Federal prosecutors have charged two alleged members of a China-based hacking group with targeting U.S. businesses—including Anthem—in a series of computer intrusions dating back to at least 2014, the Department of Justice announced Thursday.
The incidents include a 2015 data breach at Anthem, which compromised the personal information of nearly 79 million people. Late last year, Anthem agreed to pay a record $16 million settlement over the breach. That's by far the largest HIPAA settlement reached by the HHS' Office for Civil Rights to date.
"The allegations in the indictment unsealed today outline the activities of a brazen China-based computer hacking group that committed one of the worst data breaches in history," Assistant Attorney General Brian Benczkowski of the Justice Department's Criminal Division said in a statement.

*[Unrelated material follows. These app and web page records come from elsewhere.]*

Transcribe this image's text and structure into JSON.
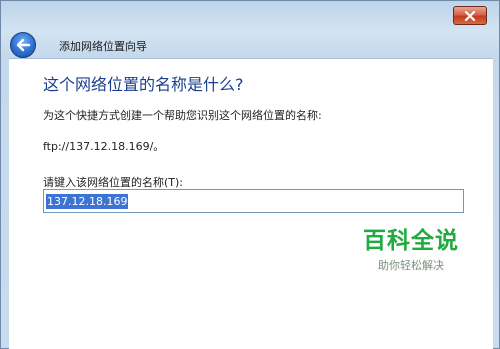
{
  "window": {
    "title": "添加网络位置向导",
    "close_icon": "close-icon",
    "back_icon": "back-arrow-icon"
  },
  "content": {
    "heading": "这个网络位置的名称是什么?",
    "description": "为这个快捷方式创建一个帮助您识别这个网络位置的名称:",
    "url": "ftp://137.12.18.169/。",
    "field_label": "请键入该网络位置的名称(T):",
    "field_value": "137.12.18.169"
  },
  "watermark": {
    "main": "百科全说",
    "sub": "助你轻松解决"
  },
  "colors": {
    "heading": "#1b3f8f",
    "selection": "#3d73d2",
    "watermark": "#1fab3f"
  }
}
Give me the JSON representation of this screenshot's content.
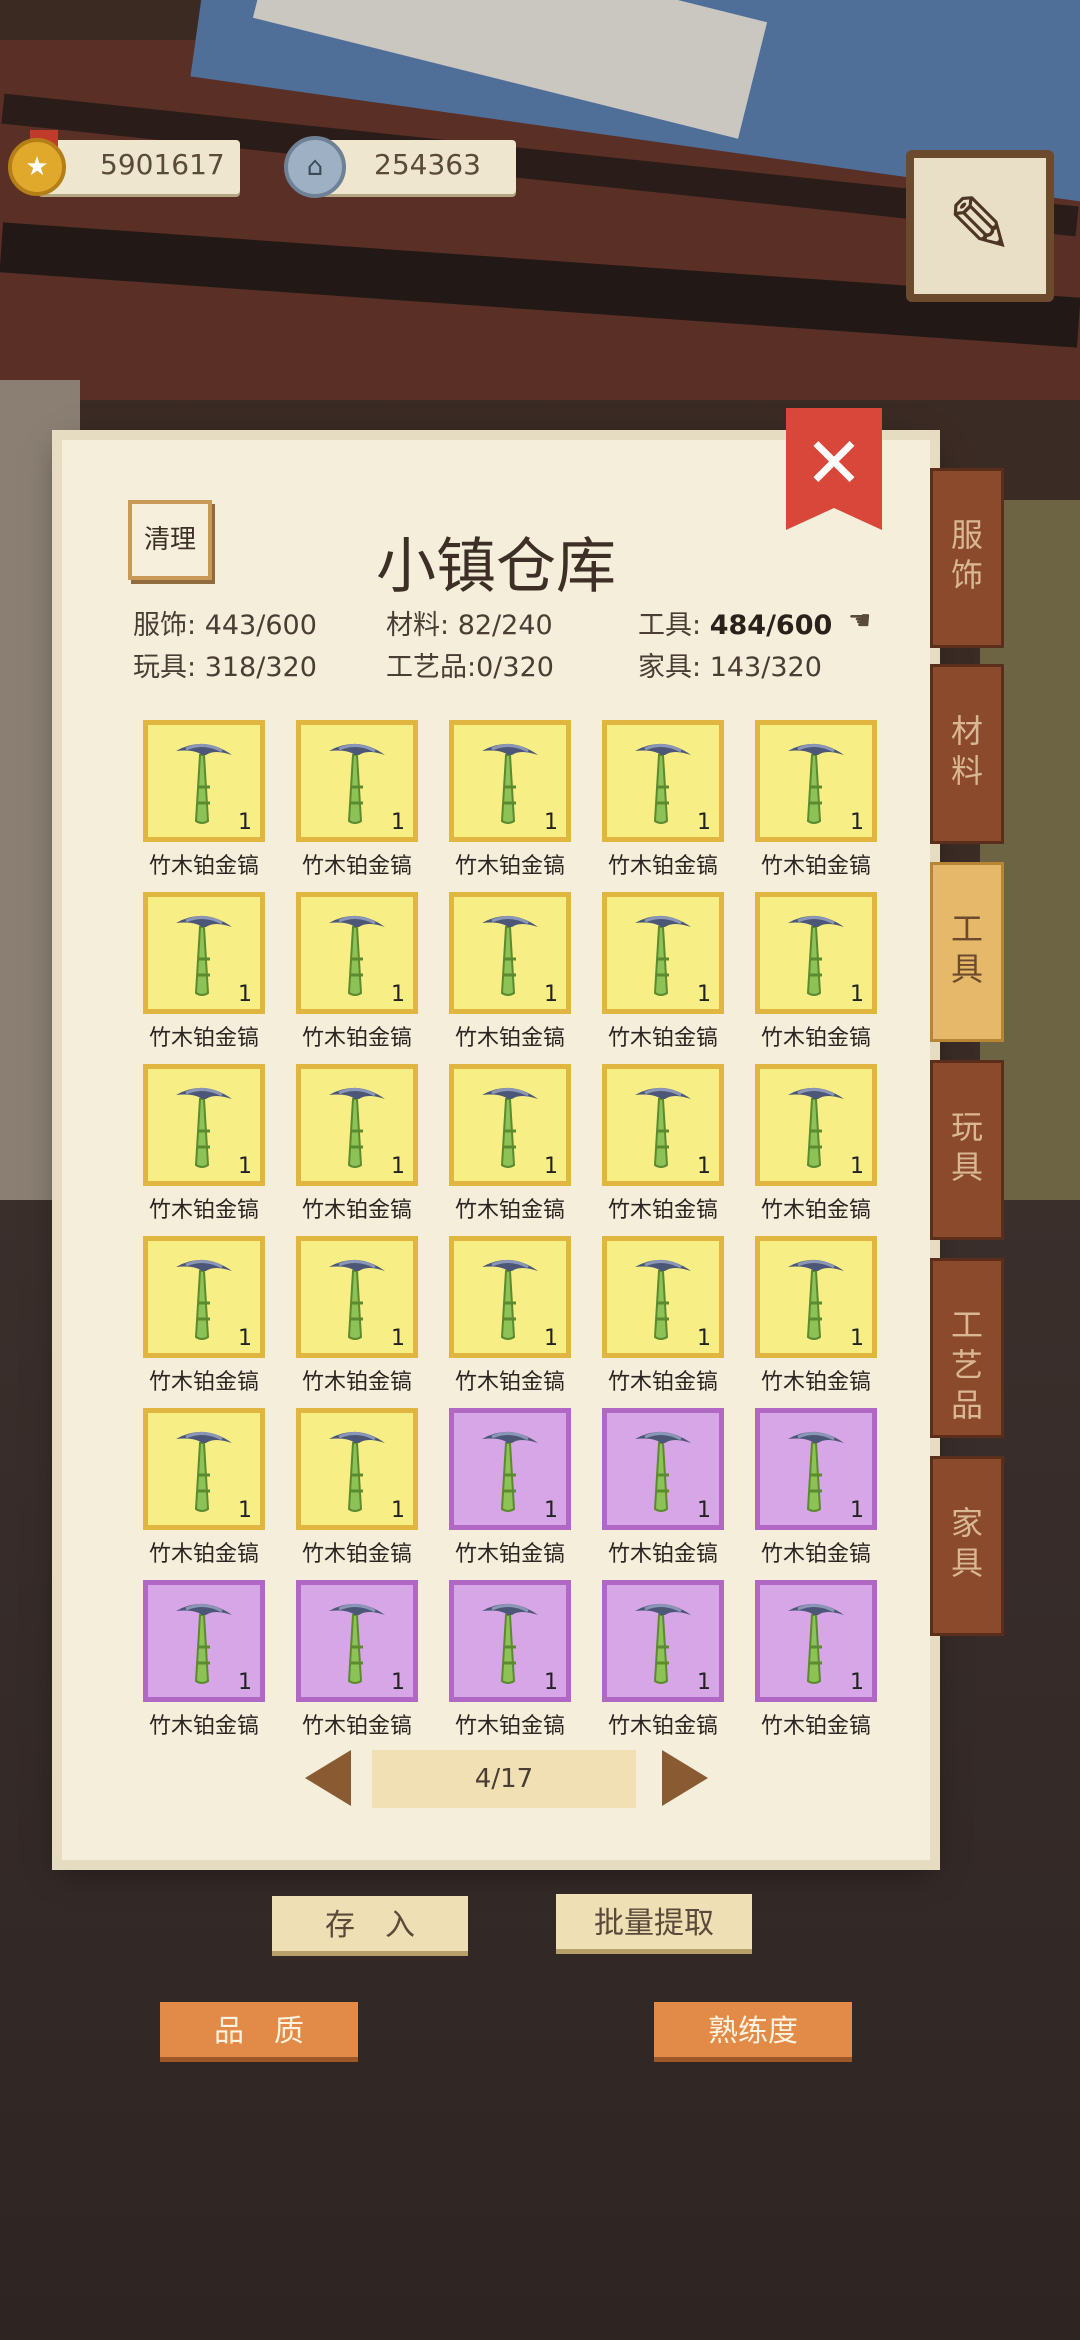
{
  "currency": {
    "gold": "5901617",
    "silver": "254363"
  },
  "icons": {
    "gold_coin": "gold-coin-icon",
    "silver_coin": "silver-coin-icon",
    "journal": "journal-icon",
    "close": "close-icon",
    "hand": "pointing-hand-icon",
    "item": "pickaxe-icon"
  },
  "panel": {
    "title": "小镇仓库",
    "clean_label": "清理",
    "close_label": "✕"
  },
  "stats": [
    {
      "label": "服饰:",
      "value": "443/600"
    },
    {
      "label": "材料:",
      "value": "82/240"
    },
    {
      "label": "工具:",
      "value": "484/600"
    },
    {
      "label": "玩具:",
      "value": "318/320"
    },
    {
      "label": "工艺品:",
      "value": "0/320"
    },
    {
      "label": "家具:",
      "value": "143/320"
    }
  ],
  "items": [
    {
      "name": "竹木铂金镐",
      "count": "1",
      "quality": "yellow"
    },
    {
      "name": "竹木铂金镐",
      "count": "1",
      "quality": "yellow"
    },
    {
      "name": "竹木铂金镐",
      "count": "1",
      "quality": "yellow"
    },
    {
      "name": "竹木铂金镐",
      "count": "1",
      "quality": "yellow"
    },
    {
      "name": "竹木铂金镐",
      "count": "1",
      "quality": "yellow"
    },
    {
      "name": "竹木铂金镐",
      "count": "1",
      "quality": "yellow"
    },
    {
      "name": "竹木铂金镐",
      "count": "1",
      "quality": "yellow"
    },
    {
      "name": "竹木铂金镐",
      "count": "1",
      "quality": "yellow"
    },
    {
      "name": "竹木铂金镐",
      "count": "1",
      "quality": "yellow"
    },
    {
      "name": "竹木铂金镐",
      "count": "1",
      "quality": "yellow"
    },
    {
      "name": "竹木铂金镐",
      "count": "1",
      "quality": "yellow"
    },
    {
      "name": "竹木铂金镐",
      "count": "1",
      "quality": "yellow"
    },
    {
      "name": "竹木铂金镐",
      "count": "1",
      "quality": "yellow"
    },
    {
      "name": "竹木铂金镐",
      "count": "1",
      "quality": "yellow"
    },
    {
      "name": "竹木铂金镐",
      "count": "1",
      "quality": "yellow"
    },
    {
      "name": "竹木铂金镐",
      "count": "1",
      "quality": "yellow"
    },
    {
      "name": "竹木铂金镐",
      "count": "1",
      "quality": "yellow"
    },
    {
      "name": "竹木铂金镐",
      "count": "1",
      "quality": "yellow"
    },
    {
      "name": "竹木铂金镐",
      "count": "1",
      "quality": "yellow"
    },
    {
      "name": "竹木铂金镐",
      "count": "1",
      "quality": "yellow"
    },
    {
      "name": "竹木铂金镐",
      "count": "1",
      "quality": "yellow"
    },
    {
      "name": "竹木铂金镐",
      "count": "1",
      "quality": "yellow"
    },
    {
      "name": "竹木铂金镐",
      "count": "1",
      "quality": "purple"
    },
    {
      "name": "竹木铂金镐",
      "count": "1",
      "quality": "purple"
    },
    {
      "name": "竹木铂金镐",
      "count": "1",
      "quality": "purple"
    },
    {
      "name": "竹木铂金镐",
      "count": "1",
      "quality": "purple"
    },
    {
      "name": "竹木铂金镐",
      "count": "1",
      "quality": "purple"
    },
    {
      "name": "竹木铂金镐",
      "count": "1",
      "quality": "purple"
    },
    {
      "name": "竹木铂金镐",
      "count": "1",
      "quality": "purple"
    },
    {
      "name": "竹木铂金镐",
      "count": "1",
      "quality": "purple"
    }
  ],
  "pagination": {
    "text": "4/17"
  },
  "tabs": [
    {
      "label": "服饰",
      "active": false
    },
    {
      "label": "材料",
      "active": false
    },
    {
      "label": "工具",
      "active": true
    },
    {
      "label": "玩具",
      "active": false
    },
    {
      "label": "工艺品",
      "active": false
    },
    {
      "label": "家具",
      "active": false
    }
  ],
  "buttons": {
    "deposit": "存　入",
    "batch_withdraw": "批量提取",
    "quality": "品　质",
    "proficiency": "熟练度"
  },
  "colors": {
    "yellow_frame": "#e0b640",
    "yellow_fill": "#f7ef86",
    "purple_frame": "#b068c4",
    "purple_fill": "#d7a6e6",
    "close_red": "#d9473a",
    "tab_brown": "#8b4a2c",
    "tab_active": "#e6b86a"
  }
}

The four-count indictment alleges that a Chinese national, 32-year-old Fujie Wang, and an unnamed co-defendant gained entry into the computer systems of Anthem and three other unnamed U.S. businesses. The defendants allegedly collected and stole data from the compromised systems.
Wang allegedly controlled two domain names associated with backdoor malware and spearfishing attacks used by the hacking group.
The defendants allegedly accessed Anthem's computer network multiple times during 2014 and 2015. On multiple occasions in January 2015, the defendants allegedly transferred files containing personal information from Anthem's enterprise data warehouse to destinations China.
Wang and the unnamed defendant are charged with one count of conspiracy to commit fraud and related activity in relation to computers and identity theft, one count of conspiracy to commit wire fraud and two substantive counts of intentional damage to a protected computer.
Investigators praised Anthem for its cooperation with the investigation.
"The speed with which Anthem initially notified the FBI of the intrusion on their networks was also a key factor in being able to determine who was responsible for the breach and should serve as an example to other organizations that might find themselves in a similar situation," Special Agent in Charge Grant Mendenhall said in a statement.